Sunday, September 4, 2011

Rural Dreams

Salt Lake City is a big city.  To a small town girl like me it is, anyway.  Different neighborhoods here have different names and almost individual identities.  I live in Rose Park, for example.  Technically Rose Park doesn't start until 2 more blocks north of my house putting me in the Fairpark neighborhood, but I identify with Rose Park much more readily.

Yes this is the dreaded 'west side' of Salt Lake.  Such a laughable myth...  I love my neighborhood.  I feel safe here.  With my neighbors I have an eclectic cohesiveness here that I didn't see when I've lived in other parts of the city or in other places.  Yesterday's mail included a little newspaper that was recently resurrected with the aim of enhancing that eclectic cohesiveness.  It's called The West View.

A couple of stories in the center spread caught my attention.  One is titled Urban Growth Garden and features a garden, and a gardener named Gina Zivkovic, located about 3 blocks east of my home.  She says, "This garden always centers me -- it's a magical place."

Making the point that the history of the neighborhood was rural and that we need to return somewhat to those roots, the article states:
"When Brigham Young and his band of nomads settled the Salt Lake Valley more than a century ago, they, like Zivkovic, were cognizant of their relationship to the earth and the land.  The pioneers turned an arid valley into a blossoming city seemingly overnight.  Yet, Zivkovic notes that more than a few residents have neglected the relationship their forefathers forged.  "Historically, all this was filled with farms, orchards, fish hatcheries," Zivkovic said."
The second article is City dwellers cultivate rural flavor in their own backyards and it begins with a few sentences I find somewhat profound.
"It begins with dirt. 
Then soon with enough labor and love seeds will sprout, plants will grow and a garden will ripen. 
Gardening is, as most gardeners see it, a way for people to reclaim their connection to food and deepen the relationships that are built around the table."
It makes me wonder anew how many of life's problems could be solved with less technology and more time outdoors.  How many of my problems could be solved the same way?

Dammit Kathy!

You've fallen back into that same old trap...  Wasted days with absolutely nothing to show for living them.  What is your problem?

For all my good intentions at making a lot of positive changes in my life, I've slacked off and got back into the old routine that left me feeling unhappy, disconnected and unsatisfied.  I've been putting off my happy life again!

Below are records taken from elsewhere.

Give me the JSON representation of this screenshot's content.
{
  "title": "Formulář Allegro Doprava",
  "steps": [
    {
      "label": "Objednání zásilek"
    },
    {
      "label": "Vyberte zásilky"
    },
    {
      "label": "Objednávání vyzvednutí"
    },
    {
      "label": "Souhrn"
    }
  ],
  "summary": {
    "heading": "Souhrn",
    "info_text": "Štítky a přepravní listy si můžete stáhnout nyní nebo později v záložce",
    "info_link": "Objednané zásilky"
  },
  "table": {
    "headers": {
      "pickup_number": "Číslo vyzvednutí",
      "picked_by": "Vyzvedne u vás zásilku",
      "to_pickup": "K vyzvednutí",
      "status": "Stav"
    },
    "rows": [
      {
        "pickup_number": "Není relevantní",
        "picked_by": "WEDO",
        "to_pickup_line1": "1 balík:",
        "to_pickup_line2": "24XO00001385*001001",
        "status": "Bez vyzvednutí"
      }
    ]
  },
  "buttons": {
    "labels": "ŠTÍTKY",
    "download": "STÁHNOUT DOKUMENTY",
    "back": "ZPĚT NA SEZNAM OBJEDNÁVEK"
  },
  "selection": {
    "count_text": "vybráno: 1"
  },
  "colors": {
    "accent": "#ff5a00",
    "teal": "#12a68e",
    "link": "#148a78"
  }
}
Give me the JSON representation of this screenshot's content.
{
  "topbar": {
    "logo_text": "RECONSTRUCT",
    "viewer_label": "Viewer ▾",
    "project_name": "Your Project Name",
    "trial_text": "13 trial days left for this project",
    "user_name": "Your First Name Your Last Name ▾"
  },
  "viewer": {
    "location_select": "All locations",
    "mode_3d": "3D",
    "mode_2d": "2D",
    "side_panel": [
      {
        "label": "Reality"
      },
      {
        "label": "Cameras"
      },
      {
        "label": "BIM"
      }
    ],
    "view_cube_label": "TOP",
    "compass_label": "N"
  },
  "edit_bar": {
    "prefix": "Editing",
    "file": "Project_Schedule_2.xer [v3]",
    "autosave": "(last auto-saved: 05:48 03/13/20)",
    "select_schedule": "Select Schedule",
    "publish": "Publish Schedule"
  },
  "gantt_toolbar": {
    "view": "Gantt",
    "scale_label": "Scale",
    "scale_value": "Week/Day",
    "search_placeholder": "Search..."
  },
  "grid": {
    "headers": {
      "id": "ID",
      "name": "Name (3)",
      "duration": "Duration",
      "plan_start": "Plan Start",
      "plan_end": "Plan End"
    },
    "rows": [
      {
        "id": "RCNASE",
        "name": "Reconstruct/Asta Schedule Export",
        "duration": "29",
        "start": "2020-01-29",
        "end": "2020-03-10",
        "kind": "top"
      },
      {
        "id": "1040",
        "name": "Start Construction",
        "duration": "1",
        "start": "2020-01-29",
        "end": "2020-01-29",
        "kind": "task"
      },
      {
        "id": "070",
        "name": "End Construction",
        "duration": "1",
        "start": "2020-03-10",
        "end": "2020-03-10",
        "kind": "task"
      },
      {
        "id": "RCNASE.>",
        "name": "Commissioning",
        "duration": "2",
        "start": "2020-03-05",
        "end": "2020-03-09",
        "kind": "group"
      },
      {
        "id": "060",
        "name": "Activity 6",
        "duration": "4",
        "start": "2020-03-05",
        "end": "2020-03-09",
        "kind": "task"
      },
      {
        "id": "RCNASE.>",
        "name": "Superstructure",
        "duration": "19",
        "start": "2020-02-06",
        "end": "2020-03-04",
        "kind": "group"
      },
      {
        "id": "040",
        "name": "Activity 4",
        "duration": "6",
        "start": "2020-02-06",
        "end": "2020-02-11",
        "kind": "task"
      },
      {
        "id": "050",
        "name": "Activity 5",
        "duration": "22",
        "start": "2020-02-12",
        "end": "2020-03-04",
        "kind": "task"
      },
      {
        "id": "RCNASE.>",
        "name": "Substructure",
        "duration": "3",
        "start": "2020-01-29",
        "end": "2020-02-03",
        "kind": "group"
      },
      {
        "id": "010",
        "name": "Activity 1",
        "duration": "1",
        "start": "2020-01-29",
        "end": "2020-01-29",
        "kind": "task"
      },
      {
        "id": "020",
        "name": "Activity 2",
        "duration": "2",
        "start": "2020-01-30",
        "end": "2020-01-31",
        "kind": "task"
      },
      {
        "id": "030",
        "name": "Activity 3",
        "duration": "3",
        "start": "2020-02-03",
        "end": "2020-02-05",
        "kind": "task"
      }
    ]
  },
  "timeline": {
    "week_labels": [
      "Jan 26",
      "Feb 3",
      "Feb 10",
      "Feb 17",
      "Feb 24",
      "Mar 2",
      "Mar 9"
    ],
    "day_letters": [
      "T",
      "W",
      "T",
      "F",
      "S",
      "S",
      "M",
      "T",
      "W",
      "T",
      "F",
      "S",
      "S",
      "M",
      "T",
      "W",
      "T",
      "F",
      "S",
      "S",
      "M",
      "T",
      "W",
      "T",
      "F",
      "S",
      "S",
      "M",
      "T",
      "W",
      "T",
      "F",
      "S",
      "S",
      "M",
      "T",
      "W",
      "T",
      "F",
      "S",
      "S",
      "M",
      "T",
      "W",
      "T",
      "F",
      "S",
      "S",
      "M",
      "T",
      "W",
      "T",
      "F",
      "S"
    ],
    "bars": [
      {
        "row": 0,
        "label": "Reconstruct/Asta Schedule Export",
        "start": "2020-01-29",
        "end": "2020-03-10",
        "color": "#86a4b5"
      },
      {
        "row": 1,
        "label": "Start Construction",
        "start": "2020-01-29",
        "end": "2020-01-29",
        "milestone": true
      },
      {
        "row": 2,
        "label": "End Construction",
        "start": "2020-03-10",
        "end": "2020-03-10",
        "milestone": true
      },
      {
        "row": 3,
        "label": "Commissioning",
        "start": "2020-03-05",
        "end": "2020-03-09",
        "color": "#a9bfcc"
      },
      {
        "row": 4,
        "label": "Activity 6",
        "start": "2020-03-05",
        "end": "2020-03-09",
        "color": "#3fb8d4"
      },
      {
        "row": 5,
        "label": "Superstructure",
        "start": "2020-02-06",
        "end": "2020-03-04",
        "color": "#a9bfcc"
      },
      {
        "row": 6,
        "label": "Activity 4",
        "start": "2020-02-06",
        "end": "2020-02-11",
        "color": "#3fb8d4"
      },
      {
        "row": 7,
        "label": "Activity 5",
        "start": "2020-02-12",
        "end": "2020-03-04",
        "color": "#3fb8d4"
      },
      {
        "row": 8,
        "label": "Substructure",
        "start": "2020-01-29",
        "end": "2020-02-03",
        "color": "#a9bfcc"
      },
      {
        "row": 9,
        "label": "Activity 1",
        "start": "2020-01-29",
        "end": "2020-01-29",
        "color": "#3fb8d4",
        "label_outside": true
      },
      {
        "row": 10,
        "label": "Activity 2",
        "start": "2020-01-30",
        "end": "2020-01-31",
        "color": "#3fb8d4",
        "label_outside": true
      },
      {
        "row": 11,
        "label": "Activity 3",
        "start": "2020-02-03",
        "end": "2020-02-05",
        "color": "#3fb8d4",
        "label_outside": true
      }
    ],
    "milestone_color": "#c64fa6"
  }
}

Why is it so hard to just do the things I know will make me happy?  Where has all my discipline gone?

I know I'm a pretty simple and basic kinda girl.  I don't need a whole lot of 'maintenance' kind of things or attention either from someone else or myself.  But maybe that's where I'm derailing myself time after time.  Maybe I need to demand more maintenance.  Maybe I do need structure and goals and a daily schedule.  Maybe working on that is where I need to spend my time today...

Okay, so not maybe.